**** Given entries

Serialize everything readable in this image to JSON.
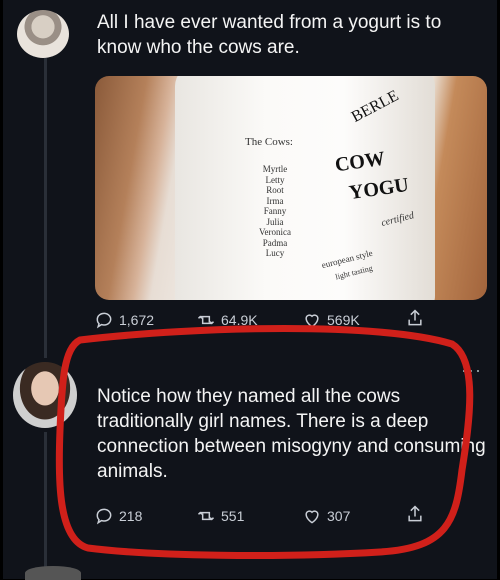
{
  "tweet1": {
    "text": "All I have ever wanted from a yogurt is to know who the cows are.",
    "image": {
      "cows_heading": "The Cows:",
      "cows": [
        "Myrtle",
        "Letty",
        "Root",
        "Irma",
        "Fanny",
        "Julia",
        "Veronica",
        "Padma",
        "Lucy"
      ],
      "brand": "BERLE",
      "headline1": "COW",
      "headline2": "YOGU",
      "certified": "certified",
      "style1": "european style",
      "style2": "light tasting"
    },
    "stats": {
      "replies": "1,672",
      "retweets": "64.9K",
      "likes": "569K"
    }
  },
  "tweet2": {
    "text": "Notice how they named all the cows traditionally girl names. There is a deep connection between misogyny and consuming animals.",
    "stats": {
      "replies": "218",
      "retweets": "551",
      "likes": "307"
    }
  },
  "colors": {
    "background": "#10131a",
    "text": "#f4f4f4",
    "icon": "#c9ced6",
    "annotation": "#d0201a"
  }
}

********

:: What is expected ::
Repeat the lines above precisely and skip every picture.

:: Exercise answer ::
Serialize everything readable in this image to JSON.
{
  "tweet1": {
    "text": "All I have ever wanted from a yogurt is to know who the cows are.",
    "image": {
      "cows_heading": "The Cows:",
      "cows": [
        "Myrtle",
        "Letty",
        "Root",
        "Irma",
        "Fanny",
        "Julia",
        "Veronica",
        "Padma",
        "Lucy"
      ],
      "brand": "BERLE",
      "headline1": "COW",
      "headline2": "YOGU",
      "certified": "certified",
      "style1": "european style",
      "style2": "light tasting"
    },
    "stats": {
      "replies": "1,672",
      "retweets": "64.9K",
      "likes": "569K"
    }
  },
  "tweet2": {
    "text": "Notice how they named all the cows traditionally girl names. There is a deep connection between misogyny and consuming animals.",
    "stats": {
      "replies": "218",
      "retweets": "551",
      "likes": "307"
    }
  },
  "colors": {
    "background": "#10131a",
    "text": "#f4f4f4",
    "icon": "#c9ced6",
    "annotation": "#d0201a"
  }
}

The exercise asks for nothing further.